The element of the divine constitution of the Roman Catholic Church does not consist of the honorary title of “pope emeritus.” German Cardinal Gerhard Mueller, the successor to the former Cardinal Joseph Ratzinger as the head of the Vatican’s doctrine office, explained that ‘there was no legal or theological basis for a “pope emeritus” and said the title was made up and deeply problematical.’ Muller argued that the “emeritus” title used for retired bishops to the pope was misguided since the pope is not just any bishop or even the “first among equals,” but rather the Vicar of Christ on Earth.’ The practice remains ‘that any retired pope no longer had any claim on the papacy.’ Benedict, holding to his promise to live “hidden to the world” in retirement, did speak out occasionally. In 2020, Benedict co-wrote a book, ‘From the Depths of Our Hearts’ reaffirming the “necessity” of a celibate priesthood, ‘at the same time, Francis was weighing whether to ordain married men in the Amazon because of a shortage of priests there.’

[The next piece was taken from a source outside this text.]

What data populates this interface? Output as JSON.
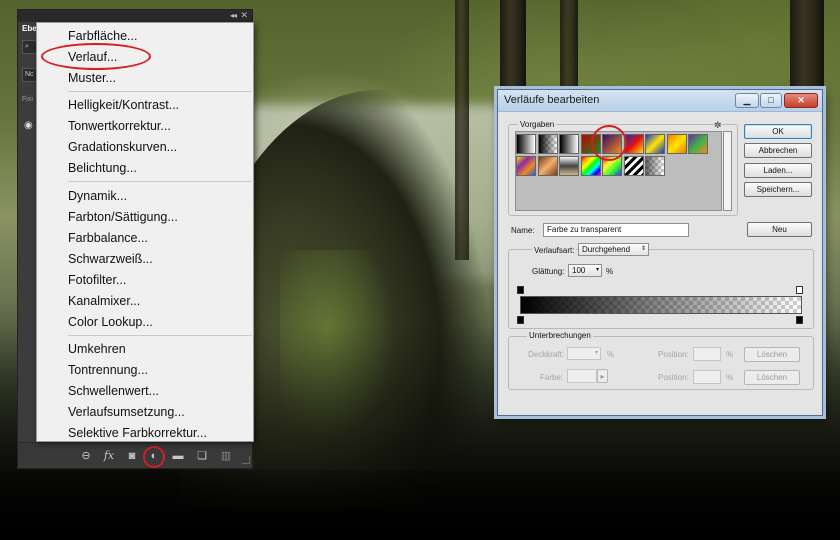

Benedict raised ‘the specter of a parallel magisterium, or official church teaching, at a time when the church was already polarized between conservatives longing for Benedict’s orthodoxy and progressives cheering Francis’ merciful bent.’ Benedict later distanced himself from the publication in obedience to official Vatican guidelines to live by for future retired popes. Those guidelines read: “The bishop emeritus will be careful not to interfere in any way, directly or indirectly, in the governance of the diocese. He will want to avoid every attitude and relationship that could even hint at some kind of parallel authority to that of the diocesan bishop, with damaging consequences for the pastoral life of and unity of the diocesan community.” The testimony remains that Benedict, a conservative intellectual and Francis, a Jesuit enjoyed “excellent” relationship. According to Rev. Federico Lombardi “the presence of the retired pope in the Vatican Gardens “was felt as the discreet presence of someone who had loved the church a lot, and who continued to love her and pray for her.”

Using an African proverb, ‘when death comes to find,’ Benedict, at age 95, death found him alive in Christ Jesus in the Mater Ecclesial Monastery in the Vatican on Saturday, December 31, 2022. On February 6, 2022, Benedict wrote, “Quite soon, I shall find myself before the final judge of my life. Even though, as I look back on my long life, I can have a great reason for fear and trembling, I am nonetheless of good cheer, for I trust firmly that the Lord is not only the just judge but also the friend and brother who himself has already suffered for my shortcomings, and is thus also my advocate, my ‘Paraclete’. In light of the hour of judgment, the grace of being a Christian becomes all the more clear to me. It grants me knowledge, and indeed friendship, with the judge of my life and thus allows me to pass confidently through the dark door of death. In this regard, I am constantly reminded of what John tells us at the beginning of the Apocalypse: he sees the Son of Man in all his grandeur and falls at his feet as though dead. Yet He, placing his right hand on him, says to him: ‘Do not be afraid! It is I…’ (cf. Rev 1:12-17). Dear friends, with these sentiments, I bless you all.” According to his request, Benedict’s funeral would be celebrated solemnly but with “simplicity.” Therefore, the funeral Mass to be celebrated by Pope Francis in St Peter’s Square on Thursday, January 5, 2023, will remain an ‘unprecedented event in which a current pope will celebrate the funeral of a former one.’

Benedict will be remembered for his ‘single-minded vision to rekindle the faith in a world that, he frequently lamented, seemed to think it could do without God.’ He tried to reawaken Christianity in a secularized Europe.’  Benedict’s death as a Christian believer is a trade in of his physical existence in anticipation and preparation to be born to Eternal life.